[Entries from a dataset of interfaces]

───

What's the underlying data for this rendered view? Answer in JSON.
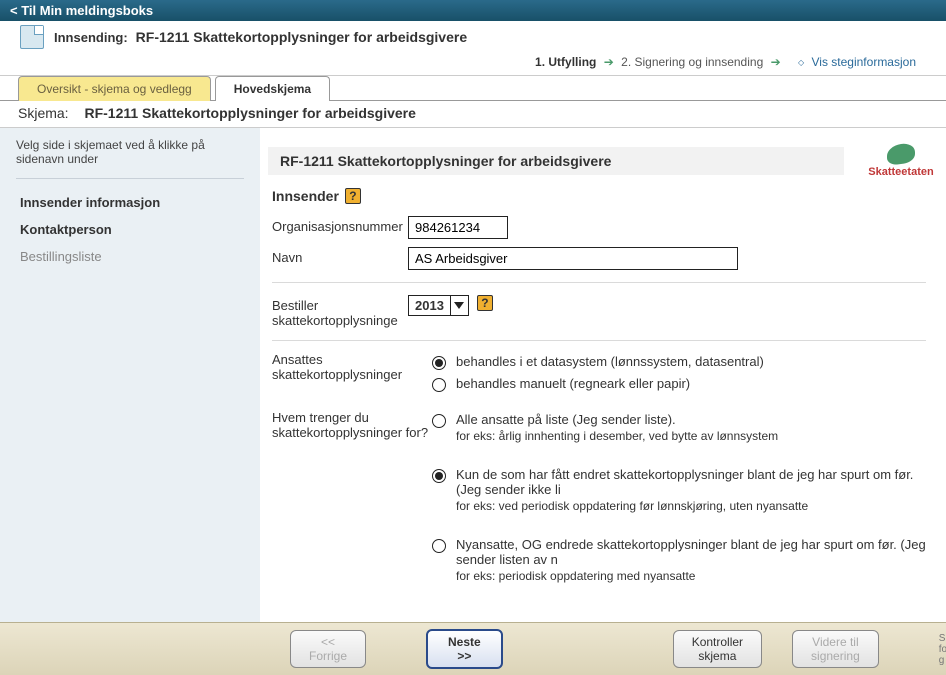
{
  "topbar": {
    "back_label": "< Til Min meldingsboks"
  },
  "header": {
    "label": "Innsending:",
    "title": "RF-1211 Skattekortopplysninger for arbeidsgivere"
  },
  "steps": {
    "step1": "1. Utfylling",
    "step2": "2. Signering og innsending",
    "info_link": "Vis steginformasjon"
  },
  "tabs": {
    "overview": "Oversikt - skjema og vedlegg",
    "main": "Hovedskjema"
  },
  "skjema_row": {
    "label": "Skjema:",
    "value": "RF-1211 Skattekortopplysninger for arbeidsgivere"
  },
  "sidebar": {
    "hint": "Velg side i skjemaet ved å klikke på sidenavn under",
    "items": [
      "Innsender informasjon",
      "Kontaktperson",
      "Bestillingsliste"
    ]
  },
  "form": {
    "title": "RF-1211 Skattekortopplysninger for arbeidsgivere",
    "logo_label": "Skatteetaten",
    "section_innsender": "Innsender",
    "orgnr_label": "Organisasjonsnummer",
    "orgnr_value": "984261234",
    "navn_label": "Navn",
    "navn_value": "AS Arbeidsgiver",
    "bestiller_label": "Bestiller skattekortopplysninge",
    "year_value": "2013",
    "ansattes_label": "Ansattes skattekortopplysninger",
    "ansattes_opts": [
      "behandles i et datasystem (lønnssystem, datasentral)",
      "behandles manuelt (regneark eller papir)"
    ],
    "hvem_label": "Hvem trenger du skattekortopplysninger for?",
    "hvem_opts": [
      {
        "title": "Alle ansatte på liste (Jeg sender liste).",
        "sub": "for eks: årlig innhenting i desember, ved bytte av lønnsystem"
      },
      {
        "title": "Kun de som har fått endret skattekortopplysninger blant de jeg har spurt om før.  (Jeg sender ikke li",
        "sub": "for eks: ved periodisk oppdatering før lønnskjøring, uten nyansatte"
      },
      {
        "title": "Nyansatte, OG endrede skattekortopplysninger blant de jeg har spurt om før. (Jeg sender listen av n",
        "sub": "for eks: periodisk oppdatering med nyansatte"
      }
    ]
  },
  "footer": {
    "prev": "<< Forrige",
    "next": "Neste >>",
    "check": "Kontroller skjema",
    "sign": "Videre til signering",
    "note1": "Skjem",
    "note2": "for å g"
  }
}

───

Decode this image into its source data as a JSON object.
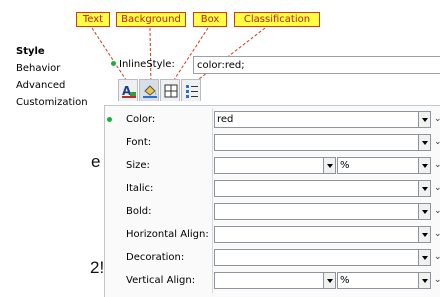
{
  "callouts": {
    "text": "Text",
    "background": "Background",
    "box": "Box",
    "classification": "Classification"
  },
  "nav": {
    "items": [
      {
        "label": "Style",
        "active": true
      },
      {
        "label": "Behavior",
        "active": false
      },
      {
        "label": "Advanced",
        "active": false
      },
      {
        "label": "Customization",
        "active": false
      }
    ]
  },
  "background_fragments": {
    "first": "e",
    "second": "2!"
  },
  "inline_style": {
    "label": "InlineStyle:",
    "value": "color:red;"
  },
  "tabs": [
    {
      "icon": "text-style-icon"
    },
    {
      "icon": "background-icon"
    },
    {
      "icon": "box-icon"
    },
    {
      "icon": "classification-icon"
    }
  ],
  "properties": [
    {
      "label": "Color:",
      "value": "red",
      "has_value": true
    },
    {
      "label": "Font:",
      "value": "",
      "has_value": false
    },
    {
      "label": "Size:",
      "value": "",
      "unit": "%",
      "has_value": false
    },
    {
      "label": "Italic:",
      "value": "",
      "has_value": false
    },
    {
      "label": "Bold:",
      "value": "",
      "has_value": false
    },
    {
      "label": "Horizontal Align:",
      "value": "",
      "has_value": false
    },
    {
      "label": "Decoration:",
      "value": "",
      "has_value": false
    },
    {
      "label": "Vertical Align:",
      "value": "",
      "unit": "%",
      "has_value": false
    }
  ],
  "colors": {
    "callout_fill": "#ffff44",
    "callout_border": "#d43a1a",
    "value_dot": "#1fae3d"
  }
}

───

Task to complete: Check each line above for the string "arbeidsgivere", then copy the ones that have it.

Written response:
    "title": "RF-1211 Skattekortopplysninger for arbeidsgivere"
    "value": "RF-1211 Skattekortopplysninger for arbeidsgivere"
    "title": "RF-1211 Skattekortopplysninger for arbeidsgivere",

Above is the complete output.